■ **What is needed**
In the data below, which lines contain "name"? List them by copying each one.

----- Material for this task

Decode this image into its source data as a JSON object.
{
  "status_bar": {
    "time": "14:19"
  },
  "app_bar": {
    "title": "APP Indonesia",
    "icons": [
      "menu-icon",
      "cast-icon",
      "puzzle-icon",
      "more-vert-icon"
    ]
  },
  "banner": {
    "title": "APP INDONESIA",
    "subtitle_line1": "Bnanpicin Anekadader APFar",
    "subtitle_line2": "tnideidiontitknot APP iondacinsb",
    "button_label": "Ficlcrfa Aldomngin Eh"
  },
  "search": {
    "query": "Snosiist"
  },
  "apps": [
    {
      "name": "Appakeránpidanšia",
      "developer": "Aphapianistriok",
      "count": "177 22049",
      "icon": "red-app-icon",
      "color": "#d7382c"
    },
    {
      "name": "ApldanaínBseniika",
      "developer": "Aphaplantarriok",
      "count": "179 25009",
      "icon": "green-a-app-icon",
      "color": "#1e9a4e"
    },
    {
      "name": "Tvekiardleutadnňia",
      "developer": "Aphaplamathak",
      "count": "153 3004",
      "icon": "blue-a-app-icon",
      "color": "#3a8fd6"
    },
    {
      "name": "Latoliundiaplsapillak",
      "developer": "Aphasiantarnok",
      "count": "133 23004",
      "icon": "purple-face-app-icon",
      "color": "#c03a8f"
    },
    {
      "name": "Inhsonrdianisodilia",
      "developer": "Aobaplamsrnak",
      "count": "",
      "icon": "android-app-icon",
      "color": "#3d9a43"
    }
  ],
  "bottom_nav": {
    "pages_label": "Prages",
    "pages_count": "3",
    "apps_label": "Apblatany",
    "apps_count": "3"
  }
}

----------

■ **Finished exercise**
      "name": "Appakeránpidanšia",
      "name": "ApldanaínBseniika",
      "name": "Tvekiardleutadnňia",
      "name": "Latoliundiaplsapillak",
      "name": "Inhsonrdianisodilia",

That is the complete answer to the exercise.